### Work item
Pull out every line below holding the word "User".

:: Given records

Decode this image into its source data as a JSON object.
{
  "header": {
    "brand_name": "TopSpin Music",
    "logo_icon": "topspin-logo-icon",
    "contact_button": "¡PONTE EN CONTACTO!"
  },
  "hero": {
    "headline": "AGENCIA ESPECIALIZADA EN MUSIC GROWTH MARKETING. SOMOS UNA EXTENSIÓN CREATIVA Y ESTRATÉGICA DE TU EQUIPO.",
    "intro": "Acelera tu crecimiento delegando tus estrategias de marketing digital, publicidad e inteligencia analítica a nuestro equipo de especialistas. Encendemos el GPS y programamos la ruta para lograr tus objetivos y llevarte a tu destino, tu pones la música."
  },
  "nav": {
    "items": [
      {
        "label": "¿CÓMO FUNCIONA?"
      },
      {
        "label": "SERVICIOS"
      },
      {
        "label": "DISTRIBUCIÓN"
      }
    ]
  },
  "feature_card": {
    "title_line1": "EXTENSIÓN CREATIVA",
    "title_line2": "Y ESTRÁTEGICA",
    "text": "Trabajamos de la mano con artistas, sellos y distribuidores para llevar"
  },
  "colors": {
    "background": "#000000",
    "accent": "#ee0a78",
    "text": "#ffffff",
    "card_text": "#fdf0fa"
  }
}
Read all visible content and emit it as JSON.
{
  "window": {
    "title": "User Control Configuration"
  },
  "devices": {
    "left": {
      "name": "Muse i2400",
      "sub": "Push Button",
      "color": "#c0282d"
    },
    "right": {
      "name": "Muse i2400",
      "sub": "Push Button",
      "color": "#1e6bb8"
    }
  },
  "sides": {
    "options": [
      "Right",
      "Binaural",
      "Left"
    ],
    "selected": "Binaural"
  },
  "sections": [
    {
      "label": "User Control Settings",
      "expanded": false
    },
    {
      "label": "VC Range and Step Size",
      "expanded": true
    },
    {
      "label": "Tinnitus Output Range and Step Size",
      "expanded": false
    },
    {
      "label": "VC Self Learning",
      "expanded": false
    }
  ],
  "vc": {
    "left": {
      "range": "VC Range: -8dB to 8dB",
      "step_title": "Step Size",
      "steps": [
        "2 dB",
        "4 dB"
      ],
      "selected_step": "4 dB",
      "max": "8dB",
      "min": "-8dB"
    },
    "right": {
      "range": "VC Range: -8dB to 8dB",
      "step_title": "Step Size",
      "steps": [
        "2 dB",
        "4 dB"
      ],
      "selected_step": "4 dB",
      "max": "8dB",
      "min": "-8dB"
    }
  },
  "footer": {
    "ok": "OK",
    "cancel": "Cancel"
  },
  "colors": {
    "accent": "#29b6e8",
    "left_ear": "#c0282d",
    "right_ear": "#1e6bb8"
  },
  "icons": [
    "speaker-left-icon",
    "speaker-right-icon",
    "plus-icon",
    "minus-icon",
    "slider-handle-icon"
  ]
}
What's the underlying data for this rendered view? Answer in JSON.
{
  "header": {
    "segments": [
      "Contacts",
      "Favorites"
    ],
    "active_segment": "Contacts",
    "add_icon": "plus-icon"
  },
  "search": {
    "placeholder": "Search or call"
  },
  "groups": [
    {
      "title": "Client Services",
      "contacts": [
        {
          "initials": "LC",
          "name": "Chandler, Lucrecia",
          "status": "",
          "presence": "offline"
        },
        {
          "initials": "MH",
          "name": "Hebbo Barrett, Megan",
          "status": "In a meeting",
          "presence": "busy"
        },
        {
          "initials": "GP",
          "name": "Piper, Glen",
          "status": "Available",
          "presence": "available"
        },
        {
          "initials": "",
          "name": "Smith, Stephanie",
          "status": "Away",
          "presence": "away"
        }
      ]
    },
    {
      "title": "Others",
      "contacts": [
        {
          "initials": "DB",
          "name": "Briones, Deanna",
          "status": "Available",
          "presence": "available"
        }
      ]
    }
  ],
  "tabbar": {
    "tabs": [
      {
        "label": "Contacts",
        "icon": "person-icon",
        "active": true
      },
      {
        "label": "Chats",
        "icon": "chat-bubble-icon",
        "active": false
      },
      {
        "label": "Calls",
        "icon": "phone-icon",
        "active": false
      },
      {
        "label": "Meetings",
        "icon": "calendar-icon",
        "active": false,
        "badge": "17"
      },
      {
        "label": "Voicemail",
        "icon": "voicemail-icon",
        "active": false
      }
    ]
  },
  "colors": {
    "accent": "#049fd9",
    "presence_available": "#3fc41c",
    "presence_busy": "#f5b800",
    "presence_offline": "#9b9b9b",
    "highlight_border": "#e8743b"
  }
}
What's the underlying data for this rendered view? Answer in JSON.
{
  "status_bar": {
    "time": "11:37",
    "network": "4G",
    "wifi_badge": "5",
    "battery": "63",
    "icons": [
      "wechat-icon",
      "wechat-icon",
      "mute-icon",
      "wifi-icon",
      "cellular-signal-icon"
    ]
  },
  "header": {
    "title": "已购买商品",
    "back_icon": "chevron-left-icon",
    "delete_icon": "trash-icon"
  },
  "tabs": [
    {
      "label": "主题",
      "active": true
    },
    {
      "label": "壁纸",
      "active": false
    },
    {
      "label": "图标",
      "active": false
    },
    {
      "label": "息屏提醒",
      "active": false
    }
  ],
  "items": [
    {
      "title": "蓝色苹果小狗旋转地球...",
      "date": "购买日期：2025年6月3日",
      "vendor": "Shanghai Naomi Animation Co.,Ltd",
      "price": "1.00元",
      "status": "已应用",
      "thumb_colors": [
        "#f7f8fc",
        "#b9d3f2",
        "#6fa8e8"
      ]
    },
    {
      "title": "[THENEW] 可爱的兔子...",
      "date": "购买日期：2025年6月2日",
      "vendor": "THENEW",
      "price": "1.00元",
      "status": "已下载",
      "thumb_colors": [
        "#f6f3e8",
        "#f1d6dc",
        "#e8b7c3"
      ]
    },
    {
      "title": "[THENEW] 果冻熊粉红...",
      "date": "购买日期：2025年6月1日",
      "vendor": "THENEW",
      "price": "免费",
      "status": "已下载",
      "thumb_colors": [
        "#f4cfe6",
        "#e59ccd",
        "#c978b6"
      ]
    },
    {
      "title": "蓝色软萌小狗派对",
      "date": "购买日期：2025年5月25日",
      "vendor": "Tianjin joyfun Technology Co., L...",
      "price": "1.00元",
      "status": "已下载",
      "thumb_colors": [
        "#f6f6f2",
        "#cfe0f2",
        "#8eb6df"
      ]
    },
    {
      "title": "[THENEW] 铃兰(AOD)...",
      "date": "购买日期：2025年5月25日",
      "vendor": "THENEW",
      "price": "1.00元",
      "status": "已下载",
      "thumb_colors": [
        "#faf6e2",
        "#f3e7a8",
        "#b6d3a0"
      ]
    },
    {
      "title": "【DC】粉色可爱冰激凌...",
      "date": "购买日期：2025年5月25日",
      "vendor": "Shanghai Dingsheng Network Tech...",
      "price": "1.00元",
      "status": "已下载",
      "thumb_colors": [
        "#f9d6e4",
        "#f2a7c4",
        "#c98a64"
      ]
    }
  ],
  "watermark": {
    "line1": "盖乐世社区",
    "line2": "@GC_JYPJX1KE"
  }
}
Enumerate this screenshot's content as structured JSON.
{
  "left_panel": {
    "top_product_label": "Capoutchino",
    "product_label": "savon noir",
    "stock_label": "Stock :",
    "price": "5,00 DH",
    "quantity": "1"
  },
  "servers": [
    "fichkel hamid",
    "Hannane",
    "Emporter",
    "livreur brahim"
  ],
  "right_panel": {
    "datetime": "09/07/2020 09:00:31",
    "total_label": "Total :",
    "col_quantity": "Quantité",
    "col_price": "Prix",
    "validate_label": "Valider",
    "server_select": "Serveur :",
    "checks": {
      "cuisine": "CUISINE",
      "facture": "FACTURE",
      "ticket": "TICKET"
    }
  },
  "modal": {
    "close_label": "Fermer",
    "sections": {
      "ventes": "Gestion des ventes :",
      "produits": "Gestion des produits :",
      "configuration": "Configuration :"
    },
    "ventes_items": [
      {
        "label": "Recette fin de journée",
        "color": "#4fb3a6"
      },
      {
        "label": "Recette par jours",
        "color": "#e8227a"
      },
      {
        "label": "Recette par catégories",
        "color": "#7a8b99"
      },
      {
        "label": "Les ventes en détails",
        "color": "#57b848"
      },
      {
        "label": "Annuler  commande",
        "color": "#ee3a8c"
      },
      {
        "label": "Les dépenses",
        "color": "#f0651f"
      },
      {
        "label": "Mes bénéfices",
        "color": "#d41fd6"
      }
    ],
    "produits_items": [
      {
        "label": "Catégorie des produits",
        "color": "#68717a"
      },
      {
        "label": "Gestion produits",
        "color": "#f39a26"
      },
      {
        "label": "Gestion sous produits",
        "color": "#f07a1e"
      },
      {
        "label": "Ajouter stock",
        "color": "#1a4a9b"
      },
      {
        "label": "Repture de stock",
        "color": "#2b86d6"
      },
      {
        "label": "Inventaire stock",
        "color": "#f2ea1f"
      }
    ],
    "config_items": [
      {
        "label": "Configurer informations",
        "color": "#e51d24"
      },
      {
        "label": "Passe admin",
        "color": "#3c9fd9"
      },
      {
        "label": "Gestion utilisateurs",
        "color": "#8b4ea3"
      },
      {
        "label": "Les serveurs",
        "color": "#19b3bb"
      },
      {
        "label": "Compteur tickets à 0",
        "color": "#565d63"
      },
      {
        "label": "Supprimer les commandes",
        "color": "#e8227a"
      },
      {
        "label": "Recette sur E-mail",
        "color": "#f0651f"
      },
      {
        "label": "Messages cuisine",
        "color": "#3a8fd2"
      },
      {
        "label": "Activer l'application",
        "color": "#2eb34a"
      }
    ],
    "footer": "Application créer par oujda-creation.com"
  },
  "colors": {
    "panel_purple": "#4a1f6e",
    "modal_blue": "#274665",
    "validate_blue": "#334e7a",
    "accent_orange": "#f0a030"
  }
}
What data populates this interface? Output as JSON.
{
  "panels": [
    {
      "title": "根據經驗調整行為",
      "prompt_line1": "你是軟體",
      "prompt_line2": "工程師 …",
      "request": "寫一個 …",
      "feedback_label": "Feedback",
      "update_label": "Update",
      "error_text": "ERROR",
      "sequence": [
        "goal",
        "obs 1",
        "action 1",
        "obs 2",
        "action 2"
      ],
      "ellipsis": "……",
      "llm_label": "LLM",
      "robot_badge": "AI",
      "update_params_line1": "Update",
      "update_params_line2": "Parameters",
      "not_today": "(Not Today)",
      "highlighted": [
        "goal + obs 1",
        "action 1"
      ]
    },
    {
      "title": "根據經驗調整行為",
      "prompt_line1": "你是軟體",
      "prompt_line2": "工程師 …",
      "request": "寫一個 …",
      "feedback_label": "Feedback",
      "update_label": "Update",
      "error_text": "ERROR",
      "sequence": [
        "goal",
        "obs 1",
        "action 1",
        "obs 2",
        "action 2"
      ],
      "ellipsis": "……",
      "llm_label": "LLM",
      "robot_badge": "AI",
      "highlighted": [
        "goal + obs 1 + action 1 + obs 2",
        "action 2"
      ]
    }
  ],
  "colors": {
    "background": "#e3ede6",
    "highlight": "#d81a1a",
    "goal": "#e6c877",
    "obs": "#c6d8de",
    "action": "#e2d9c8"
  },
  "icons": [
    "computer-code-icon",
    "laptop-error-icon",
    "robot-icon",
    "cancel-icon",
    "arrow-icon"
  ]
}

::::

### Worked solution
    "title": "User Control Configuration"
      "label": "User Control Settings",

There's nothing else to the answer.